“Remind me again, what was your biggest concern when I was dating Daisy Johnson?”
Bruce has gone from rubbing his forehead to clenching his frontal bone hard.
“You made a big to-do about responsibility, and communication, and there was a third thing...something about biology--oh, I remember!” He pitches his voice low and thready, “‘You get that girl in trouble I will make your life hell, son.’ That was it. I knew it was something really fucking simple that didn’t even need to be said.” David laughs, “Guess I was wrong, huh?”
Bruce at this point is just nodding and rolling his hand, “Yes, yes, get it all out now.”
“Oh, I’m gonna razz you about this for years, dad,” David is consulting his phone, “I’m gonna razz your kid about this.” He flicks the information onto the screen just under his fuzzy chin, “Says here the failure rate for vasectomy is roughly 1%, but that it happens in the first year after. So the prurient question is, did you get lucky in the decade plus after the surgery when you really weren’t shooting blanks; or did you not get lucky at all, so it was a moot point?”
“I will hang up, I swear to god, David.” Bruce lays his palms flat on the counter and studies what he’d thought was patchy stubble and now sees is purposeful. “Is that supposed to be a goatee or a crop circle?”
Laura is visiting, not even pretending that she isn’t spending the long weekend checking up on things while Bruce is in London for a residency.
“I don’t need a nanny. I hire nannies.”
“Yes you do, baby. Which is why you’re my designated driver.” Laura pours another glass, setting the empty back on the deck. “Besides, someone has to drink your wine, since you can’t. I’m a great team player that way.”
“I can drink if I want. I just choose not to.” Technically, Natasha doesn’t think she could on a dare, pressing her thumb into an anti-nausea pressure point that, even if it worked, is making as much difference as spitting in the water would change the lake level.
Laura offers another piece of candied ginger, which Nat takes and nibbles halfheartedly. “It sucks, baby, I know.”
Nat smiles ruefully at the callback. Laura had gone with her when she was nineteen, all the infuriating paperwork and hoops to jump through, going back after the waiting period. Then the cramping and the heavy period later when her cycle returned. They didn’t have a heating pad, so Laura had microwaved an old sock filled with rice, and given her soup and crackers and the rest of the pain meds she had from getting her wisdom teeth out.
“You know, that was the reason I got rid of the IUD in the first place. Bad cramps, and it was starting to get like The Shining every month, just elevators of blood, and since it was redundant…” She laughs, “So I don’t have to worry about that for a while.”
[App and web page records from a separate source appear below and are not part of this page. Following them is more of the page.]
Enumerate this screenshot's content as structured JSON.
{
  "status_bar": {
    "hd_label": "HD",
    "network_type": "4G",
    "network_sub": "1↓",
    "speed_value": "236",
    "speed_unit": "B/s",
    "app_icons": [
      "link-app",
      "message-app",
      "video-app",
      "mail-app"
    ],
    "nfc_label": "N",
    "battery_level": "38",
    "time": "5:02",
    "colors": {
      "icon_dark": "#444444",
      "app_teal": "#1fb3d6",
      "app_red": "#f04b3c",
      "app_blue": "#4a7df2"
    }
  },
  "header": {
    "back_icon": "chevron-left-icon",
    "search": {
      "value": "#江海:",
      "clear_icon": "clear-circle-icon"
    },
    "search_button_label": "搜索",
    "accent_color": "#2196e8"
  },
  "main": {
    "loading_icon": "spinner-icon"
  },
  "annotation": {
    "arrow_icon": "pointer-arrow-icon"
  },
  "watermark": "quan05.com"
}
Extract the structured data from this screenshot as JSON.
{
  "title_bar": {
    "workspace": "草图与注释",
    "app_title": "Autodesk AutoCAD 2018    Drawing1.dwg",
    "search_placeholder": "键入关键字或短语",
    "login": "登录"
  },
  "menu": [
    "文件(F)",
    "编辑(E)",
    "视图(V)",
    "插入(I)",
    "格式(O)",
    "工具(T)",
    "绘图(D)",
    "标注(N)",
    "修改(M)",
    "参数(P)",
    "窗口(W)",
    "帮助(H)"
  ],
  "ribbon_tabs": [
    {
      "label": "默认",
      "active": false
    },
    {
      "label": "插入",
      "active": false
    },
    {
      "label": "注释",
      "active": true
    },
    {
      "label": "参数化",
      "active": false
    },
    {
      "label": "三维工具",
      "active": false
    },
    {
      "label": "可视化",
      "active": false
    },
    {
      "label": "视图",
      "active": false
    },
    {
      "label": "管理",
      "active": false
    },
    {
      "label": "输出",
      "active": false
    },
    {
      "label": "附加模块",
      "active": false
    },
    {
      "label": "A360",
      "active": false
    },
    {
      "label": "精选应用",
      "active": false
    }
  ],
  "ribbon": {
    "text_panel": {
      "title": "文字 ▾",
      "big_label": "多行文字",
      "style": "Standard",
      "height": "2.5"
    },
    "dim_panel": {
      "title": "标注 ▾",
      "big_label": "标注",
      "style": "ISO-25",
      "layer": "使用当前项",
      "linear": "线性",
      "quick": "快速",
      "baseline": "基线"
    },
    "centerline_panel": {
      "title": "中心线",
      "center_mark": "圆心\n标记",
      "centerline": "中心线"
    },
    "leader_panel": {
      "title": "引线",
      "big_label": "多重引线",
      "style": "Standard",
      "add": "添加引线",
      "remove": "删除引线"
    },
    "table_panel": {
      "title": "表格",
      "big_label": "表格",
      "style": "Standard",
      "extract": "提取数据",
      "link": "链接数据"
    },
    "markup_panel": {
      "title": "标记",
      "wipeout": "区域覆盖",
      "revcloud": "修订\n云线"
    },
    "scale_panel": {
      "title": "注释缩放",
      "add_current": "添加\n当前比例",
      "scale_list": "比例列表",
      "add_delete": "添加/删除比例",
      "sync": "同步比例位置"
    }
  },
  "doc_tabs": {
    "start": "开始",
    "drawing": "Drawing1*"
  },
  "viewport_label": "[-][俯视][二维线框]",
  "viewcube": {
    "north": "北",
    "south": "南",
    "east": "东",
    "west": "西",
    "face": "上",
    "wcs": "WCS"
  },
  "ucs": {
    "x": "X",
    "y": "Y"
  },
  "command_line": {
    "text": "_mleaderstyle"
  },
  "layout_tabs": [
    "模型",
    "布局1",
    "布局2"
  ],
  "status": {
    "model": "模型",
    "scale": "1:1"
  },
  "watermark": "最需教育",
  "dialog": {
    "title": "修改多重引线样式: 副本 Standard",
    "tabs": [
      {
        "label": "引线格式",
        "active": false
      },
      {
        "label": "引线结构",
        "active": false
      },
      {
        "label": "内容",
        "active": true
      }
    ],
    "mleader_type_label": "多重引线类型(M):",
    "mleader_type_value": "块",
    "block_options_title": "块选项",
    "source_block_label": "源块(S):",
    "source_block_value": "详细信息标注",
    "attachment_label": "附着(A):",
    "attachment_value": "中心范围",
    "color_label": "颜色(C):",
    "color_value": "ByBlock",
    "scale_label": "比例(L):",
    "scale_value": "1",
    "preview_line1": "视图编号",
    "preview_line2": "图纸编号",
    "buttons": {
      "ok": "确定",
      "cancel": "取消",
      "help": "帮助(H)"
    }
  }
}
“There you go, bright side that fucker. Seriously, you’ve wanted to do scarier things, with a lot less backup, and nailed them. You guys will be fine.” Laura raises her glass but gets distracted, “Hey, you have another package.”
Nat rolls gently to her feet to meet Erik down by his truck.
She lives in this small town, tucked away, but it’s the center of a web of people who care about her, people she’s taken care of, who now see a chance to pay it back, pay it forward. Community, partnership, family.
In the last week she’s gotten a book illustrating all the ways dogs are better than babies, from Maria, bookmarked with a savings bond of all things. A Captain America onesie, from Steve, complete with a stuffed shield that squeaks when you squeeze it. Laura had brought up a big box of hand-knit baby items that Clint’s been working on since he found out, including a double-sided blanket in violet and leek green. Stark had sent an upgrade kit for the dawn simulator with a full suite of nursery settings.
Laura told her when she stopped by Tangled Web, Rear Admiral Nick Fury (retired) had pulled her aside to categorically deny any and all rumors about a baby shower.
Nat signs for the package and ducks into the cool space of the workshop garage. She wants to open it up here, this package from London with familiar handwriting. She grabs a chisel from the bench, slicing through the packing tape.
Nestled inside tissue paper is a hardbound cloth-covered copy of Charlotte’s Web, inscribed simply: Love to Nat, from Bruce.